(Excerpts from an interface dataset)
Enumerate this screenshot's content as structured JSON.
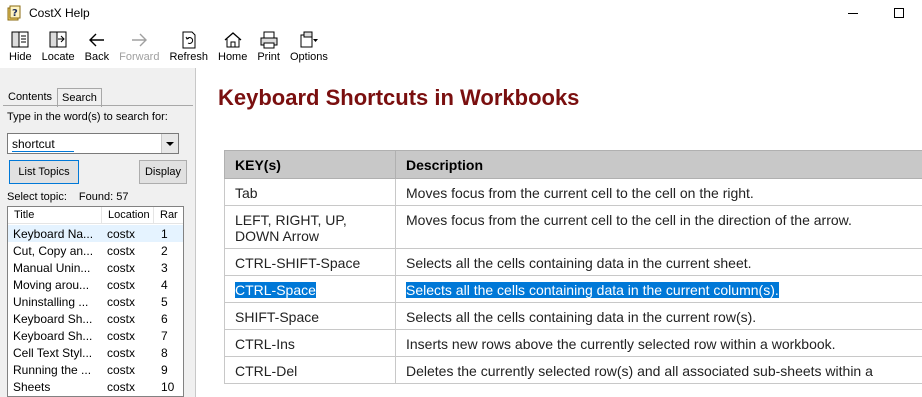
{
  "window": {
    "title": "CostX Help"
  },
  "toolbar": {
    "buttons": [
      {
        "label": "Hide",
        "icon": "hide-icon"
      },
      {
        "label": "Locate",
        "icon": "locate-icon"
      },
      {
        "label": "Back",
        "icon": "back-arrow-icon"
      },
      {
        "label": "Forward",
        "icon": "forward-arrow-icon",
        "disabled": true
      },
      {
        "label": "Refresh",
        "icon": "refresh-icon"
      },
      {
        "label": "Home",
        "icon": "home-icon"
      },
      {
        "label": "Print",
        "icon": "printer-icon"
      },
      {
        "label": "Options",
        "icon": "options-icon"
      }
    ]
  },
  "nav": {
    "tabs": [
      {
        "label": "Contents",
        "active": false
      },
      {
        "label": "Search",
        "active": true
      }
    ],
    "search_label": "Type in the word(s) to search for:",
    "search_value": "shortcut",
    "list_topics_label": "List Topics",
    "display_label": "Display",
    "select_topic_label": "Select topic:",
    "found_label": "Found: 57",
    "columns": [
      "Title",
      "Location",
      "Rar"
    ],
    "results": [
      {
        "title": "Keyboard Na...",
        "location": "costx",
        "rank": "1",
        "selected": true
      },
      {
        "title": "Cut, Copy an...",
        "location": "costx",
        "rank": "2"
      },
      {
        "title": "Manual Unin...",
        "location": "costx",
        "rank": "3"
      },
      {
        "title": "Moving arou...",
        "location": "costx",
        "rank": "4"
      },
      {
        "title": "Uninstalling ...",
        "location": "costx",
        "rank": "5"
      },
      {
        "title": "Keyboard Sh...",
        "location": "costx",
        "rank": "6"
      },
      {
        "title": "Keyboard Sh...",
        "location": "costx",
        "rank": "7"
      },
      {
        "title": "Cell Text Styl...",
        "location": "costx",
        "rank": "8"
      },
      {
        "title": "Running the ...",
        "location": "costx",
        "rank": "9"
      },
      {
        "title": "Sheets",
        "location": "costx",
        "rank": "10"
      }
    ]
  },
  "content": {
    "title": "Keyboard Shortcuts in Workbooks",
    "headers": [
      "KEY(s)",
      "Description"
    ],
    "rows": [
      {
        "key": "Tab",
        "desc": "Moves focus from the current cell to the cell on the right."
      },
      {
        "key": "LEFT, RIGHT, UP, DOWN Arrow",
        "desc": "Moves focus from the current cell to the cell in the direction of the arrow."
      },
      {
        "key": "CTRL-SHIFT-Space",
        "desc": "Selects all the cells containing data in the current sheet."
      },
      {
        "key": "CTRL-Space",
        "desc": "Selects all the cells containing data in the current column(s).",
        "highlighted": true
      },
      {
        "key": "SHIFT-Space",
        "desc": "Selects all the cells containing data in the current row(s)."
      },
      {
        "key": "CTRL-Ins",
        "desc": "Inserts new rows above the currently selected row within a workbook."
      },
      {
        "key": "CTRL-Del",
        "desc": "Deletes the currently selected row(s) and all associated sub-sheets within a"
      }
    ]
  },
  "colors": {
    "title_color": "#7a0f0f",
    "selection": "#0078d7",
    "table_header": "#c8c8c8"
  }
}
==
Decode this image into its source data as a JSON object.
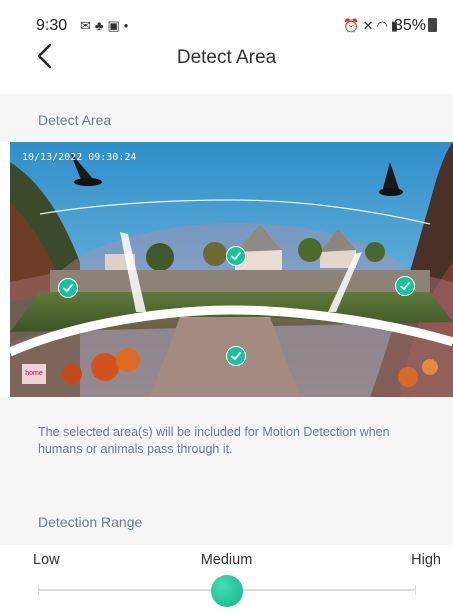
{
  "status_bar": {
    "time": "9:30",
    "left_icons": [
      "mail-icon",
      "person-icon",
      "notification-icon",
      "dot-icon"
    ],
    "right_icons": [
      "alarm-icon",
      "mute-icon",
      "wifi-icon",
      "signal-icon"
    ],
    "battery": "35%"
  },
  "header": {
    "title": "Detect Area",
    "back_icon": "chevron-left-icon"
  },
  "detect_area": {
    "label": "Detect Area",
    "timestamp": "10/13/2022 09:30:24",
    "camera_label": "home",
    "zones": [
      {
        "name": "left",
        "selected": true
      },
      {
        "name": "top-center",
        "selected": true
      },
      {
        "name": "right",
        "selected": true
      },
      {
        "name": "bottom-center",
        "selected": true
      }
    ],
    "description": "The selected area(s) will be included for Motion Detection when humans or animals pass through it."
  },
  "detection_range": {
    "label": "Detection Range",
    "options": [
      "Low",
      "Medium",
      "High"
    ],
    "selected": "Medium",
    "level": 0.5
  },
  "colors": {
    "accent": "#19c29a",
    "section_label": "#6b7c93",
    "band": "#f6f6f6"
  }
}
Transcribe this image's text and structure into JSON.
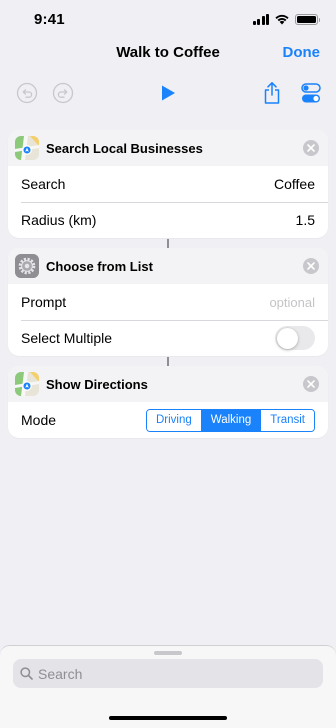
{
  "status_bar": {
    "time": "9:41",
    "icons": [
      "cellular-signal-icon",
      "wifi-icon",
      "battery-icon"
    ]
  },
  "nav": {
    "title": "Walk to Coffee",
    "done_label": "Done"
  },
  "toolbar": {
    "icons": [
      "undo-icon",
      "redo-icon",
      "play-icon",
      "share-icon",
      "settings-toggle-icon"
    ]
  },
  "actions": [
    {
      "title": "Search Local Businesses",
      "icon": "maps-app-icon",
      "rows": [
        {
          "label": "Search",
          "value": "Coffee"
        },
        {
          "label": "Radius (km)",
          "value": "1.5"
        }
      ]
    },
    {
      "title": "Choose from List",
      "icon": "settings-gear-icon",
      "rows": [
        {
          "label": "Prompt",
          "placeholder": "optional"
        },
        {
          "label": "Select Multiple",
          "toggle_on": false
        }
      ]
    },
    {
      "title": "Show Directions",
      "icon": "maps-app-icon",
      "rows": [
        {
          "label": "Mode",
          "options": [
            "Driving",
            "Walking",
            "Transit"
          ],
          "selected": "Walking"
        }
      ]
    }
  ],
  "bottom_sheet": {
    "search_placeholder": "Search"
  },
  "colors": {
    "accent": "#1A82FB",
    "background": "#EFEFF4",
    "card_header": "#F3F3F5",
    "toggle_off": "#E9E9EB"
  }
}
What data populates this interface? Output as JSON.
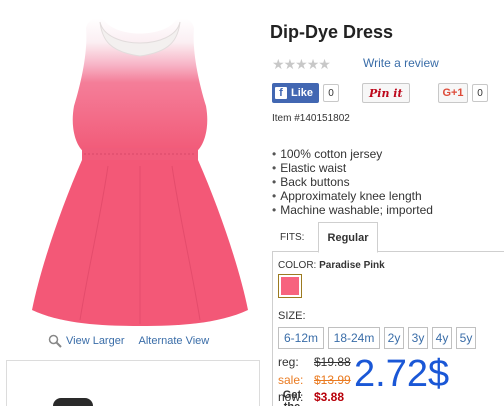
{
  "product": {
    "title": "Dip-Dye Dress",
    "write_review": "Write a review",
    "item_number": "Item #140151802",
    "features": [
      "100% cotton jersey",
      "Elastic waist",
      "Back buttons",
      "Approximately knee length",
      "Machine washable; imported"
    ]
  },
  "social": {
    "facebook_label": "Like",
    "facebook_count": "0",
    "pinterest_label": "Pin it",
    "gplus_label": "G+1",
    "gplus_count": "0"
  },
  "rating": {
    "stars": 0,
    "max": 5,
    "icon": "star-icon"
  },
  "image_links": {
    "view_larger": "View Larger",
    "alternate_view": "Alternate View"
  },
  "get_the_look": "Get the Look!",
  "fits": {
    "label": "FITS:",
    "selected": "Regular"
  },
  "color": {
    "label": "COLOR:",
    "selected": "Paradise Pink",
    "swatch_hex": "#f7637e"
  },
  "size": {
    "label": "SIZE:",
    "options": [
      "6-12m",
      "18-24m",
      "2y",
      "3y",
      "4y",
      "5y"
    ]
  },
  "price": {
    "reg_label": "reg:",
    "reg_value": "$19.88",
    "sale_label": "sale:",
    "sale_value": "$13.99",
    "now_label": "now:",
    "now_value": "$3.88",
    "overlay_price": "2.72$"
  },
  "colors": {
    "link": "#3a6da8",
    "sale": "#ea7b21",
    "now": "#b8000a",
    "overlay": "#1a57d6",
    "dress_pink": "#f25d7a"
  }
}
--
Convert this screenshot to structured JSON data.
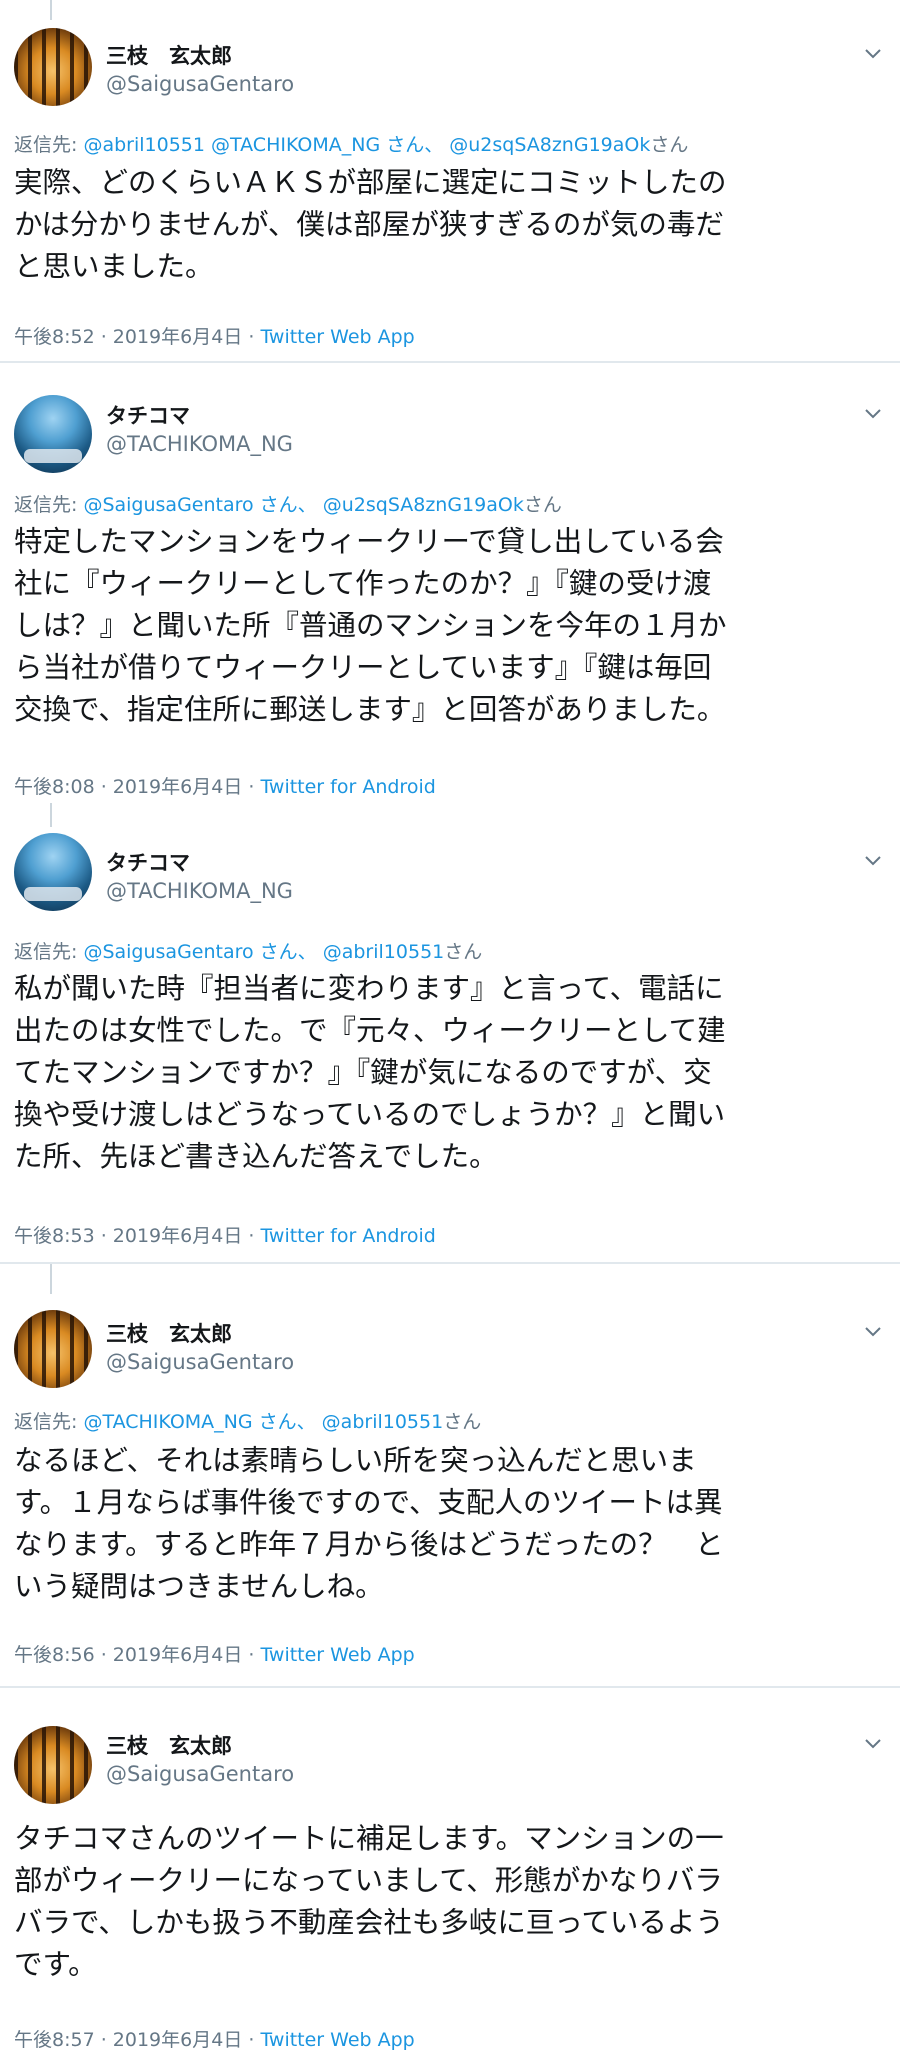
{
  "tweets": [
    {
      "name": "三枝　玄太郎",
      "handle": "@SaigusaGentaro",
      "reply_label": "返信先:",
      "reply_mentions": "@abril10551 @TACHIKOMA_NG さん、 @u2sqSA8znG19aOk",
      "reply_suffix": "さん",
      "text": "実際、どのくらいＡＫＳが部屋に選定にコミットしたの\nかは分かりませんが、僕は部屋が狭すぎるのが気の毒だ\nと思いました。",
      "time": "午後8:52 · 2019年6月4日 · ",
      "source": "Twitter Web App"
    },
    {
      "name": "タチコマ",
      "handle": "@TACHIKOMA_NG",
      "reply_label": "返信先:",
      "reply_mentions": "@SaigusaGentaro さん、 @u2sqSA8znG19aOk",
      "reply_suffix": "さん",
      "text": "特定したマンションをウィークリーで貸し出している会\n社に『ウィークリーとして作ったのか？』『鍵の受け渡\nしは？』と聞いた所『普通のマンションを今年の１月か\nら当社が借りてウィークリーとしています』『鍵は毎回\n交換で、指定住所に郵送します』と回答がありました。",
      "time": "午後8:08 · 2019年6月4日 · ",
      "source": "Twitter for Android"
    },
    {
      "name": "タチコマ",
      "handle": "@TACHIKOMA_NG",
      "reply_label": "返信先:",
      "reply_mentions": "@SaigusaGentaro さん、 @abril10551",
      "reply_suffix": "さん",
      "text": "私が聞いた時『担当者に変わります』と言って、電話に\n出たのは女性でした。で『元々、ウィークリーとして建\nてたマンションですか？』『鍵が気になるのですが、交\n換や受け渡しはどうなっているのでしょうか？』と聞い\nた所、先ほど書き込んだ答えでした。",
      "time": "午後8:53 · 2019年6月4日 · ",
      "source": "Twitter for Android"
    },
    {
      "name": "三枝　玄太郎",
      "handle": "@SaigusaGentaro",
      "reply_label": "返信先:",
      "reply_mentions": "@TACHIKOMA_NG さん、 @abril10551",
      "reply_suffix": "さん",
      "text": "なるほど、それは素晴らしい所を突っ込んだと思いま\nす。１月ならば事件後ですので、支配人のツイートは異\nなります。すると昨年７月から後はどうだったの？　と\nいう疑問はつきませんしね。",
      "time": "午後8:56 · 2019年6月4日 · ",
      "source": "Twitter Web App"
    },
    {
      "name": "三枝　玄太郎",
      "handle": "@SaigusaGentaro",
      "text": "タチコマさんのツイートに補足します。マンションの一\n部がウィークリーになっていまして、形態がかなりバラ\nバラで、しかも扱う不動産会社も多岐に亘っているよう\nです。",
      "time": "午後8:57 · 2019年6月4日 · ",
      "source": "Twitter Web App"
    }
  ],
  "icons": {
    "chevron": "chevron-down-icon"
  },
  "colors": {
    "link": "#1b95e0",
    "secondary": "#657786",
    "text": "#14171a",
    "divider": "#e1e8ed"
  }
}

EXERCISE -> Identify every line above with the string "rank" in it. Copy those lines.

OUTPUT OF THE EXERCISE ->
        "rank": "1",
        "rank": "2"
        "rank": "3"
        "rank": "4"
        "rank": "5"
        "rank": "6"
        "rank": "7"
        "rank": "8"
        "rank": "9"
        "rank": "10"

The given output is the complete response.